**Exercise description:**
If a line in the entries below includes "close", show that line.

[Page and application data records]
+++++

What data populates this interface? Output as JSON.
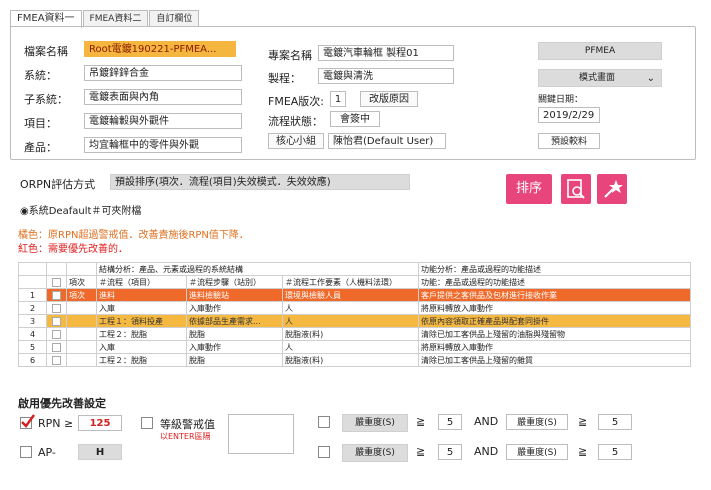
{
  "tabs": [
    "FMEA資料一",
    "FMEA資料二",
    "自訂欄位"
  ],
  "form": {
    "file_label": "檔案名稱",
    "file_value": "Root電鍍190221-PFMEA...",
    "system_label": "系統：",
    "system_value": "吊鍍鋅鋅合金",
    "subsystem_label": "子系統：",
    "subsystem_value": "電鍍表面與內角",
    "item_label": "項目：",
    "item_value": "電鍍輪轂與外觀件",
    "product_label": "產品：",
    "product_value": "均宜輪框中的零件與外觀",
    "project_label": "專案名稱",
    "project_value": "電鍍汽車輪框 製程01",
    "process_label": "製程：",
    "process_value": "電鍍與清洗",
    "version_label": "FMEA版次:",
    "version_value": "1",
    "reason_button": "改版原因",
    "status_label": "流程狀態：",
    "status_value": "會簽中",
    "core_team_button": "核心小組",
    "owner_value": "陳怡君(Default User)",
    "pfmea_button": "PFMEA",
    "mode_select": "模式畫面",
    "closing_date_label": "關鍵日期：",
    "closing_date_value": "2019/2/29",
    "preset_button": "預設較料"
  },
  "rpn": {
    "method_label": "ORPN評估方式",
    "method_value": "預設排序(項次．流程(項目)失效模式．失效效應)",
    "system_default_label": "◉系統Deafault＃可夾附檔",
    "sort_button": "排序",
    "note_orange": "橘色：原RPN超過警戒值．改善責施後RPN值下降．",
    "note_red": "紅色：需要優先改善的．"
  },
  "table": {
    "group_structure": "結構分析：產品、元素或過程的系統結構",
    "group_function": "功能分析：產品或過程的功能描述",
    "headers": [
      "項次",
      "＃流程（項目）",
      "＃流程步驟（站別）",
      "＃流程工作要素（人機料法環）",
      "功能：產品或過程的功能描述"
    ],
    "rows": [
      {
        "n": "1",
        "c1": "項次",
        "c2": "進料",
        "c3": "進料檢驗站",
        "c4": "環境與檢驗人員",
        "c5": "客戶提供之客供品及包材進行接收作業",
        "style": "orange"
      },
      {
        "n": "2",
        "c1": "",
        "c2": "入庫",
        "c3": "入庫動作",
        "c4": "人",
        "c5": "將原料轉放入庫動作",
        "style": ""
      },
      {
        "n": "3",
        "c1": "",
        "c2": "工程１：領料投產",
        "c3": "依據部品生產需求...",
        "c4": "人",
        "c5": "依原內容領取正確產品與配套同掛件",
        "style": "yellow"
      },
      {
        "n": "4",
        "c1": "",
        "c2": "工程２：脫脂",
        "c3": "脫脂",
        "c4": "脫脂液(料)",
        "c5": "清除已加工客供品上殘留的油脂與殘留物",
        "style": ""
      },
      {
        "n": "5",
        "c1": "",
        "c2": "入庫",
        "c3": "入庫動作",
        "c4": "人",
        "c5": "將原料轉放入庫動作",
        "style": ""
      },
      {
        "n": "6",
        "c1": "",
        "c2": "工程２：脫脂",
        "c3": "脫脂",
        "c4": "脫脂液(料)",
        "c5": "清除已加工客供品上殘留的雜質",
        "style": ""
      }
    ]
  },
  "priority": {
    "title": "啟用優先改善設定",
    "rpn_label": "RPN ≥",
    "rpn_value": "125",
    "ap_label": "AP-",
    "ap_value": "H",
    "warning_label": "等級警戒值",
    "enter_hint": "以ENTER區隔",
    "rule1": {
      "a_label": "嚴重度(S)",
      "op1": "≧",
      "v1": "5",
      "and": "AND",
      "b_label": "嚴重度(S)",
      "op2": "≧",
      "v2": "5"
    },
    "rule2": {
      "a_label": "嚴重度(S)",
      "op1": "≧",
      "v1": "5",
      "and": "AND",
      "b_label": "嚴重度(S)",
      "op2": "≧",
      "v2": "5"
    }
  },
  "colors": {
    "accent": "#e8457d",
    "orange": "#ef6a2a",
    "yellow": "#f5b942",
    "file_highlight": "#f4b63f"
  }
}
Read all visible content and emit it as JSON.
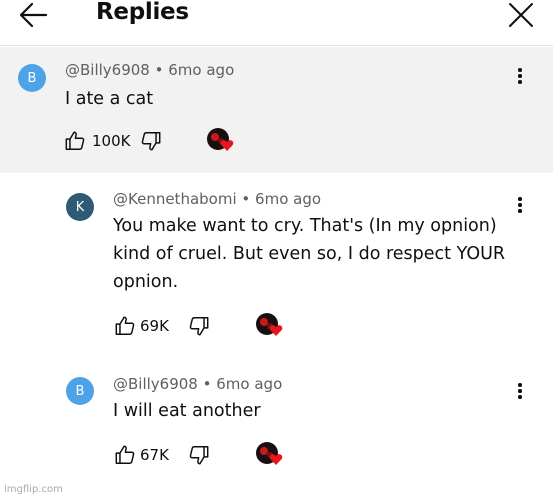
{
  "header": {
    "title": "Replies",
    "back_icon": "arrow-left-icon",
    "close_icon": "close-icon"
  },
  "comments": [
    {
      "avatar_letter": "B",
      "avatar_color": "#4ea3e8",
      "handle": "@Billy6908",
      "age": "6mo ago",
      "text": "I ate a cat",
      "likes": "100K"
    },
    {
      "avatar_letter": "K",
      "avatar_color": "#2f5a74",
      "handle": "@Kennethabomi",
      "age": "6mo ago",
      "text_lines": [
        "You make want to cry. That's (In my opnion)",
        "kind of cruel. But even so, I do respect YOUR",
        "opnion."
      ],
      "likes": "69K"
    },
    {
      "avatar_letter": "B",
      "avatar_color": "#4ea3e8",
      "handle": "@Billy6908",
      "age": "6mo ago",
      "text": "I will eat another",
      "likes": "67K"
    }
  ],
  "meta_separator": "•",
  "icons": {
    "like": "thumbs-up-icon",
    "dislike": "thumbs-down-icon",
    "more": "more-vert-icon",
    "creator_heart": "heart-icon"
  },
  "colors": {
    "highlight_bg": "#f2f2f2",
    "heart": "#e8141e"
  },
  "watermark": "imgflip.com"
}
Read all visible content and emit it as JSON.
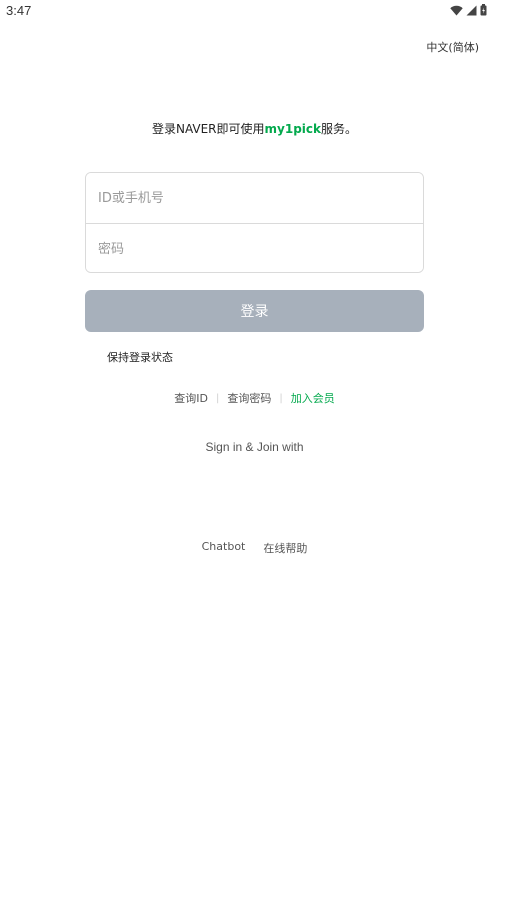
{
  "status_bar": {
    "time": "3:47",
    "icons": [
      "wifi-icon",
      "signal-icon",
      "battery-icon"
    ]
  },
  "language_selector": {
    "label": "中文(简体)"
  },
  "headline": {
    "prefix": "登录NAVER即可使用",
    "brand": "my1pick",
    "suffix": "服务。"
  },
  "login_form": {
    "id_placeholder": "ID或手机号",
    "password_placeholder": "密码",
    "id_value": "",
    "password_value": ""
  },
  "login_button": {
    "label": "登录"
  },
  "keep_login": {
    "label": "保持登录状态"
  },
  "account_links": {
    "find_id": "查询ID",
    "find_password": "查询密码",
    "join": "加入会员",
    "separator": "|"
  },
  "social_login": {
    "label": "Sign in & Join with"
  },
  "footer": {
    "chatbot": "Chatbot",
    "help": "在线帮助"
  },
  "colors": {
    "brand_green": "#03a94d",
    "disabled_button": "#a7b0bb",
    "border": "#dadada"
  }
}
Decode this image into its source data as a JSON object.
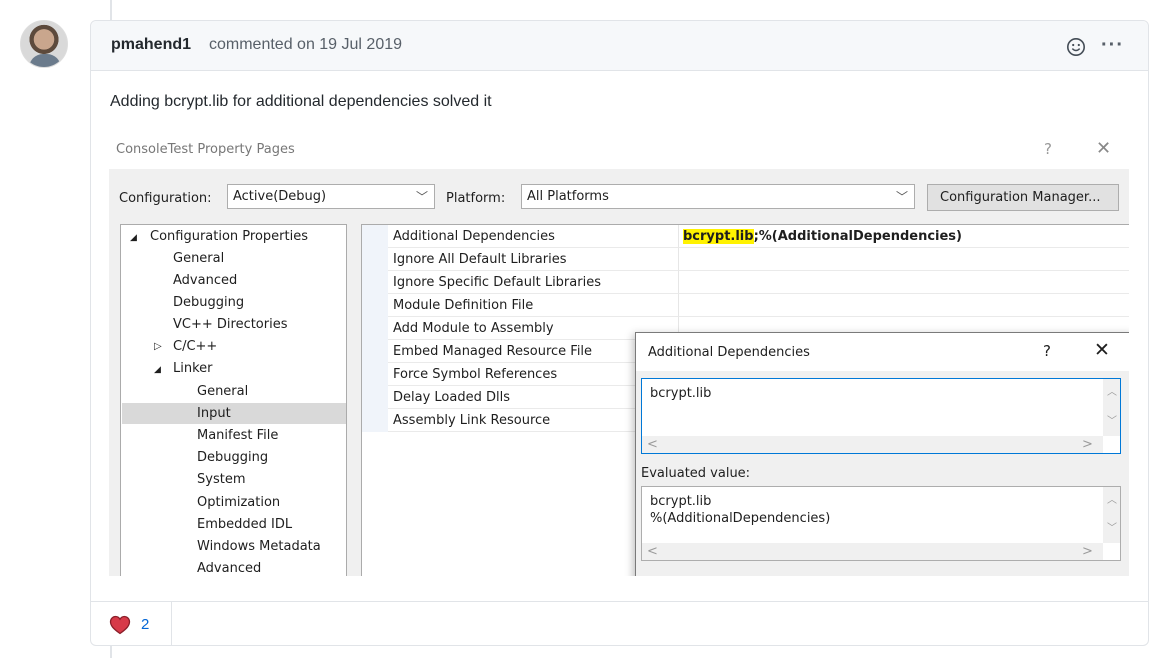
{
  "comment": {
    "author": "pmahend1",
    "meta": "commented on 19 Jul 2019",
    "body": "Adding bcrypt.lib for additional dependencies solved it",
    "icons": {
      "emoji": "smile-icon",
      "more": "ellipsis-icon"
    }
  },
  "screenshot": {
    "window_title": "ConsoleTest Property Pages",
    "help": "?",
    "close": "✕",
    "configuration_label": "Configuration:",
    "configuration_value": "Active(Debug)",
    "platform_label": "Platform:",
    "platform_value": "All Platforms",
    "config_manager_button": "Configuration Manager...",
    "tree": [
      {
        "label": "Configuration Properties",
        "expander": "◢"
      },
      {
        "label": "General"
      },
      {
        "label": "Advanced"
      },
      {
        "label": "Debugging"
      },
      {
        "label": "VC++ Directories"
      },
      {
        "label": "C/C++",
        "expander": "▷"
      },
      {
        "label": "Linker",
        "expander": "◢"
      },
      {
        "label": "General"
      },
      {
        "label": "Input",
        "selected": true
      },
      {
        "label": "Manifest File"
      },
      {
        "label": "Debugging"
      },
      {
        "label": "System"
      },
      {
        "label": "Optimization"
      },
      {
        "label": "Embedded IDL"
      },
      {
        "label": "Windows Metadata"
      },
      {
        "label": "Advanced"
      }
    ],
    "properties": [
      {
        "name": "Additional Dependencies",
        "value_highlight": "bcrypt.lib",
        "value_rest": ";%(AdditionalDependencies)"
      },
      {
        "name": "Ignore All Default Libraries"
      },
      {
        "name": "Ignore Specific Default Libraries"
      },
      {
        "name": "Module Definition File"
      },
      {
        "name": "Add Module to Assembly"
      },
      {
        "name": "Embed Managed Resource File"
      },
      {
        "name": "Force Symbol References"
      },
      {
        "name": "Delay Loaded Dlls"
      },
      {
        "name": "Assembly Link Resource"
      }
    ],
    "dialog": {
      "title": "Additional Dependencies",
      "help": "?",
      "close": "✕",
      "edit_value": "bcrypt.lib",
      "evaluated_label": "Evaluated value:",
      "evaluated_value": "bcrypt.lib\n%(AdditionalDependencies)"
    }
  },
  "reactions": [
    {
      "icon": "heart-icon",
      "count": "2",
      "color": "#d73a49"
    }
  ]
}
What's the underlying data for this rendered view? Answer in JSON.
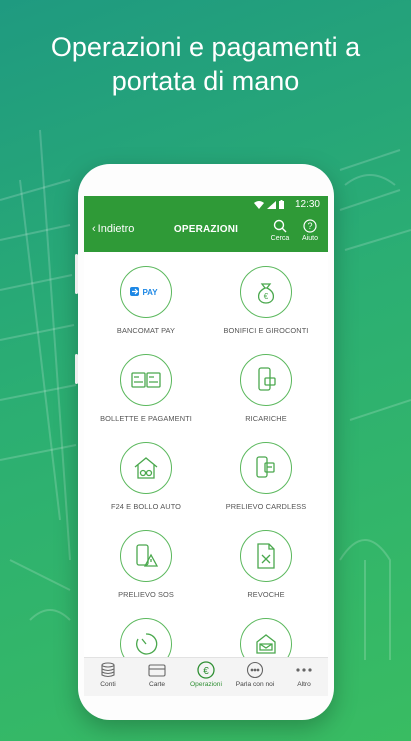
{
  "headline": {
    "line1": "Operazioni e pagamenti a",
    "line2": "portata di mano"
  },
  "statusbar": {
    "time": "12:30"
  },
  "appbar": {
    "back_label": "Indietro",
    "title": "OPERAZIONI",
    "search_label": "Cerca",
    "help_label": "Aiuto"
  },
  "operations": [
    {
      "label": "BANCOMAT PAY",
      "icon": "bancomat-pay-icon",
      "badge": "PAY"
    },
    {
      "label": "BONIFICI E GIROCONTI",
      "icon": "money-bag-icon"
    },
    {
      "label": "BOLLETTE E PAGAMENTI",
      "icon": "bills-icon"
    },
    {
      "label": "RICARICHE",
      "icon": "phone-recharge-icon"
    },
    {
      "label": "F24 E BOLLO AUTO",
      "icon": "house-tax-icon"
    },
    {
      "label": "PRELIEVO CARDLESS",
      "icon": "cardless-withdrawal-icon"
    },
    {
      "label": "PRELIEVO SOS",
      "icon": "sos-withdrawal-icon"
    },
    {
      "label": "REVOCHE",
      "icon": "revoke-document-icon"
    },
    {
      "label": "",
      "icon": "timer-icon"
    },
    {
      "label": "",
      "icon": "mail-icon"
    }
  ],
  "tabbar": {
    "tabs": [
      {
        "label": "Conti",
        "icon": "coins-icon"
      },
      {
        "label": "Carte",
        "icon": "card-icon"
      },
      {
        "label": "Operazioni",
        "icon": "euro-icon",
        "active": true
      },
      {
        "label": "Parla con noi",
        "icon": "chat-icon"
      },
      {
        "label": "Altro",
        "icon": "more-icon"
      }
    ]
  },
  "colors": {
    "brand_green": "#2f9a37",
    "icon_green": "#5bb85d",
    "bg_green": "#2bae73"
  }
}
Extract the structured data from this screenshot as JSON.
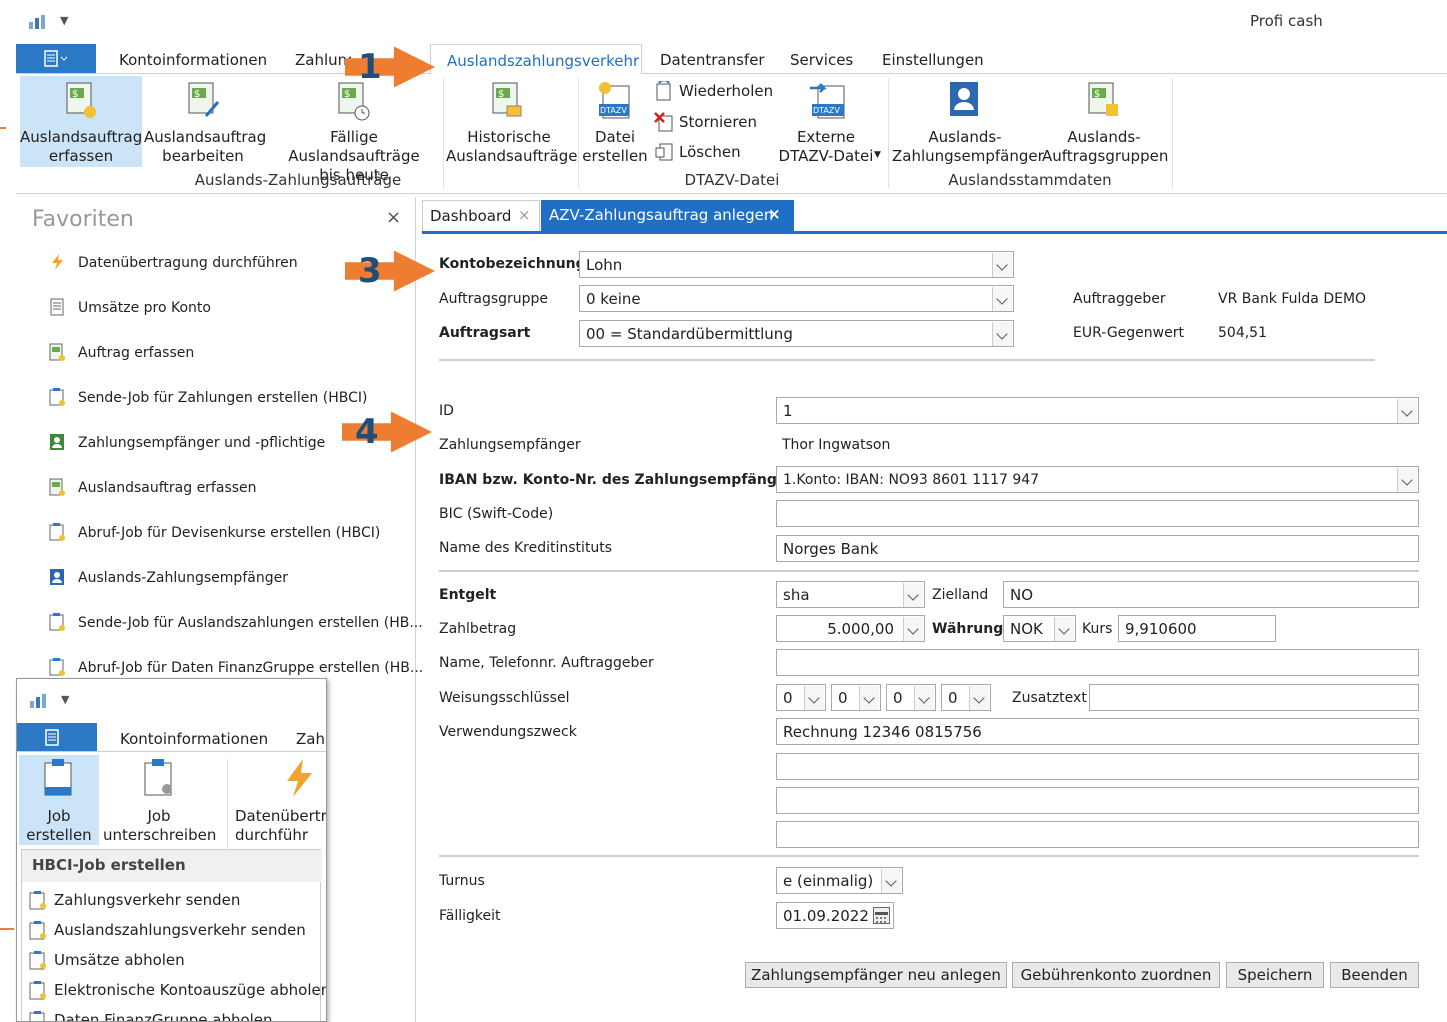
{
  "app": {
    "title": "Profi cash"
  },
  "menu": {
    "tabs": [
      "Kontoinformationen",
      "Zahlung",
      "Auslandszahlungsverkehr",
      "Datentransfer",
      "Services",
      "Einstellungen"
    ],
    "active": "Auslandszahlungsverkehr"
  },
  "ribbon": {
    "erfassen": "Auslandsauftrag\nerfassen",
    "bearbeiten": "Auslandsauftrag\nbearbeiten",
    "faellige": "Fällige Auslandsaufträge\nbis heute",
    "historische": "Historische\nAuslandsaufträge",
    "datei": "Datei\nerstellen",
    "wiederholen": "Wiederholen",
    "stornieren": "Stornieren",
    "loeschen": "Löschen",
    "externe": "Externe\nDTAZV-Datei",
    "empfaenger": "Auslands-\nZahlungsempfänger",
    "gruppen": "Auslands-\nAuftragsgruppen",
    "group1": "Auslands-Zahlungsaufträge",
    "group2": "DTAZV-Datei",
    "group3": "Auslandsstammdaten",
    "dtazv": "DTAZV"
  },
  "favorites": {
    "title": "Favoriten",
    "close": "×",
    "items": [
      "Datenübertragung durchführen",
      "Umsätze pro Konto",
      "Auftrag erfassen",
      "Sende-Job für Zahlungen erstellen (HBCI)",
      "Zahlungsempfänger und -pflichtige",
      "Auslandsauftrag erfassen",
      "Abruf-Job für Devisenkurse erstellen (HBCI)",
      "Auslands-Zahlungsempfänger",
      "Sende-Job für Auslandszahlungen erstellen (HB...",
      "Abruf-Job für Daten FinanzGruppe erstellen (HB..."
    ]
  },
  "doc_tabs": {
    "dashboard": "Dashboard",
    "close": "×",
    "active": "AZV-Zahlungsauftrag anlegen"
  },
  "form": {
    "konto_label": "Kontobezeichnung",
    "konto_value": "Lohn",
    "gruppe_label": "Auftragsgruppe",
    "gruppe_value": "0  keine",
    "art_label": "Auftragsart",
    "art_value": "00 = Standardübermittlung",
    "auftraggeber_label": "Auftraggeber",
    "auftraggeber_value": "VR Bank Fulda DEMO",
    "eur_label": "EUR-Gegenwert",
    "eur_value": "504,51",
    "id_label": "ID",
    "id_value": "1",
    "empf_label": "Zahlungsempfänger",
    "empf_value": "Thor Ingwatson",
    "iban_label": "IBAN bzw. Konto-Nr. des Zahlungsempfängers",
    "iban_value": "1.Konto: IBAN: NO93 8601 1117 947",
    "bic_label": "BIC (Swift-Code)",
    "bic_value": "",
    "bank_label": "Name des Kreditinstituts",
    "bank_value": "Norges Bank",
    "entgelt_label": "Entgelt",
    "entgelt_value": "sha",
    "zielland_label": "Zielland",
    "zielland_value": "NO",
    "betrag_label": "Zahlbetrag",
    "betrag_value": "5.000,00",
    "waehrung_label": "Währung",
    "waehrung_value": "NOK",
    "kurs_label": "Kurs",
    "kurs_value": "9,910600",
    "tel_label": "Name, Telefonnr. Auftraggeber",
    "tel_value": "",
    "weisung_label": "Weisungsschlüssel",
    "weisung_values": [
      "0",
      "0",
      "0",
      "0"
    ],
    "zusatz_label": "Zusatztext",
    "zusatz_value": "",
    "zweck_label": "Verwendungszweck",
    "zweck_values": [
      "Rechnung 12346  0815756",
      "",
      "",
      ""
    ],
    "turnus_label": "Turnus",
    "turnus_value": "e  (einmalig)",
    "faell_label": "Fälligkeit",
    "faell_value": "01.09.2022"
  },
  "buttons": {
    "neu": "Zahlungsempfänger neu anlegen",
    "gebuehr": "Gebührenkonto zuordnen",
    "speichern": "Speichern",
    "beenden": "Beenden"
  },
  "callouts": [
    "1",
    "3",
    "4"
  ],
  "inset": {
    "tabs": [
      "Kontoinformationen",
      "Zahl"
    ],
    "job_erstellen": "Job\nerstellen",
    "job_unterschreiben": "Job\nunterschreiben",
    "datenuebertragung": "Datenübertra\ndurchführ",
    "menu_header": "HBCI-Job erstellen",
    "menu_items": [
      "Zahlungsverkehr senden",
      "Auslandszahlungsverkehr senden",
      "Umsätze abholen",
      "Elektronische Kontoauszüge abholen",
      "Daten FinanzGruppe abholen"
    ]
  },
  "colors": {
    "accent": "#0078d7",
    "orange": "#ed7d31",
    "ribbon_sel": "#cce4f7"
  }
}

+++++

**Answer for this exercise:**
    "close_icon": "close-icon"
    "close": "✕",
      "close": "✕",
    "close": "×",
    "close": "×",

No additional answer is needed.